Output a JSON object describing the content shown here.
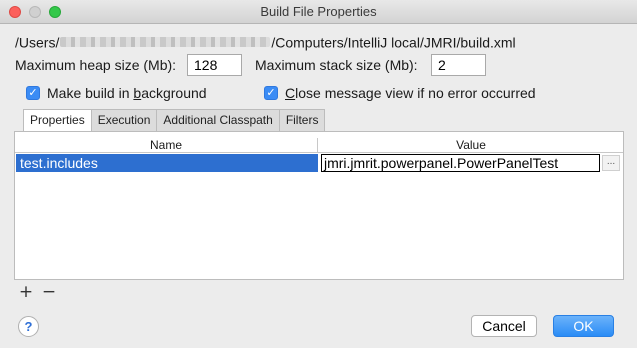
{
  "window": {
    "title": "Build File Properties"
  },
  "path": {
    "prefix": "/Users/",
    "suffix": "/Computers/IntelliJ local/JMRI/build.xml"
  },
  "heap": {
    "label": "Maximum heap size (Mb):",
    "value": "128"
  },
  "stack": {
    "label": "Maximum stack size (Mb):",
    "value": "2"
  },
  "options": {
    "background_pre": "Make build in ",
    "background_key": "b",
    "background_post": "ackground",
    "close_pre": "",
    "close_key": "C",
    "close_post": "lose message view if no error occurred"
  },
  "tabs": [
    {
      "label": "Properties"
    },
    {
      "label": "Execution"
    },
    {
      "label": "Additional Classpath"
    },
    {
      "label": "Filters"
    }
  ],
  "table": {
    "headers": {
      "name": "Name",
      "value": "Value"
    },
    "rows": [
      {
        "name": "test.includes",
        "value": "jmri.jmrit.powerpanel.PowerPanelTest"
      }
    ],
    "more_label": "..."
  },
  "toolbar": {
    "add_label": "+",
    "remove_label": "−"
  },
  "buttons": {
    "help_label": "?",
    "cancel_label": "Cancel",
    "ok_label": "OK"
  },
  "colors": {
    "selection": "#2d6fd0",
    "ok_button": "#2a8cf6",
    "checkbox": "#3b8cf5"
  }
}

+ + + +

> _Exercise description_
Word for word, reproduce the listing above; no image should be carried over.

> _The completed task_
Output a JSON object describing the content shown here.
{
  "window": {
    "title": "Build File Properties"
  },
  "path": {
    "prefix": "/Users/",
    "suffix": "/Computers/IntelliJ local/JMRI/build.xml"
  },
  "heap": {
    "label": "Maximum heap size (Mb):",
    "value": "128"
  },
  "stack": {
    "label": "Maximum stack size (Mb):",
    "value": "2"
  },
  "options": {
    "background_pre": "Make build in ",
    "background_key": "b",
    "background_post": "ackground",
    "close_pre": "",
    "close_key": "C",
    "close_post": "lose message view if no error occurred"
  },
  "tabs": [
    {
      "label": "Properties"
    },
    {
      "label": "Execution"
    },
    {
      "label": "Additional Classpath"
    },
    {
      "label": "Filters"
    }
  ],
  "table": {
    "headers": {
      "name": "Name",
      "value": "Value"
    },
    "rows": [
      {
        "name": "test.includes",
        "value": "jmri.jmrit.powerpanel.PowerPanelTest"
      }
    ],
    "more_label": "..."
  },
  "toolbar": {
    "add_label": "+",
    "remove_label": "−"
  },
  "buttons": {
    "help_label": "?",
    "cancel_label": "Cancel",
    "ok_label": "OK"
  },
  "colors": {
    "selection": "#2d6fd0",
    "ok_button": "#2a8cf6",
    "checkbox": "#3b8cf5"
  }
}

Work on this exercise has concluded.